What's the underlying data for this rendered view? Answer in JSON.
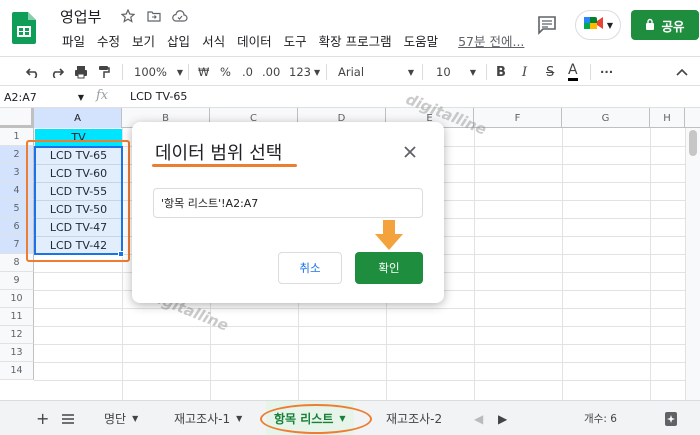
{
  "app": {
    "doc_title": "영업부",
    "menu": [
      "파일",
      "수정",
      "보기",
      "삽입",
      "서식",
      "데이터",
      "도구",
      "확장 프로그램",
      "도움말"
    ],
    "last_edit": "57분 전에...",
    "share_label": "공유",
    "accent_green": "#1e8e3e"
  },
  "toolbar": {
    "zoom": "100%",
    "currency": "₩",
    "percent": "%",
    "dec_decrease": ".0",
    "dec_increase": ".00",
    "number_format": "123",
    "font": "Arial",
    "font_size": "10",
    "bold": "B",
    "italic": "I",
    "strike": "S",
    "text_color": "A",
    "more": "···"
  },
  "formula_bar": {
    "name_box": "A2:A7",
    "fx": "fx",
    "value": "LCD TV-65"
  },
  "grid": {
    "columns": [
      "A",
      "B",
      "C",
      "D",
      "E",
      "F",
      "G",
      "H"
    ],
    "rows": [
      "1",
      "2",
      "3",
      "4",
      "5",
      "6",
      "7",
      "8",
      "9",
      "10",
      "11",
      "12",
      "13",
      "14"
    ],
    "header_cell": "TV",
    "cells": [
      "LCD TV-65",
      "LCD TV-60",
      "LCD TV-55",
      "LCD TV-50",
      "LCD TV-47",
      "LCD TV-42"
    ]
  },
  "watermark": "digitalline",
  "dialog": {
    "title": "데이터 범위 선택",
    "range_value": "'항목 리스트'!A2:A7",
    "cancel_label": "취소",
    "ok_label": "확인"
  },
  "tabs": {
    "items": [
      {
        "label": "명단"
      },
      {
        "label": "재고조사-1"
      },
      {
        "label": "항목 리스트"
      },
      {
        "label": "재고조사-2"
      }
    ],
    "count_label": "개수: 6"
  },
  "colors": {
    "highlight_cyan": "#00e5ff",
    "annotation_orange": "#ed7d31",
    "selection_blue": "#1a73e8"
  }
}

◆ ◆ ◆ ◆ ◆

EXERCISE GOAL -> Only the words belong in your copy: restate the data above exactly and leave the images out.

EXPECTED ANSWER ->
What's the underlying data for this rendered view? Answer in JSON.
{
  "app": {
    "doc_title": "영업부",
    "menu": [
      "파일",
      "수정",
      "보기",
      "삽입",
      "서식",
      "데이터",
      "도구",
      "확장 프로그램",
      "도움말"
    ],
    "last_edit": "57분 전에...",
    "share_label": "공유",
    "accent_green": "#1e8e3e"
  },
  "toolbar": {
    "zoom": "100%",
    "currency": "₩",
    "percent": "%",
    "dec_decrease": ".0",
    "dec_increase": ".00",
    "number_format": "123",
    "font": "Arial",
    "font_size": "10",
    "bold": "B",
    "italic": "I",
    "strike": "S",
    "text_color": "A",
    "more": "···"
  },
  "formula_bar": {
    "name_box": "A2:A7",
    "fx": "fx",
    "value": "LCD TV-65"
  },
  "grid": {
    "columns": [
      "A",
      "B",
      "C",
      "D",
      "E",
      "F",
      "G",
      "H"
    ],
    "rows": [
      "1",
      "2",
      "3",
      "4",
      "5",
      "6",
      "7",
      "8",
      "9",
      "10",
      "11",
      "12",
      "13",
      "14"
    ],
    "header_cell": "TV",
    "cells": [
      "LCD TV-65",
      "LCD TV-60",
      "LCD TV-55",
      "LCD TV-50",
      "LCD TV-47",
      "LCD TV-42"
    ]
  },
  "watermark": "digitalline",
  "dialog": {
    "title": "데이터 범위 선택",
    "range_value": "'항목 리스트'!A2:A7",
    "cancel_label": "취소",
    "ok_label": "확인"
  },
  "tabs": {
    "items": [
      {
        "label": "명단"
      },
      {
        "label": "재고조사-1"
      },
      {
        "label": "항목 리스트"
      },
      {
        "label": "재고조사-2"
      }
    ],
    "count_label": "개수: 6"
  },
  "colors": {
    "highlight_cyan": "#00e5ff",
    "annotation_orange": "#ed7d31",
    "selection_blue": "#1a73e8"
  }
}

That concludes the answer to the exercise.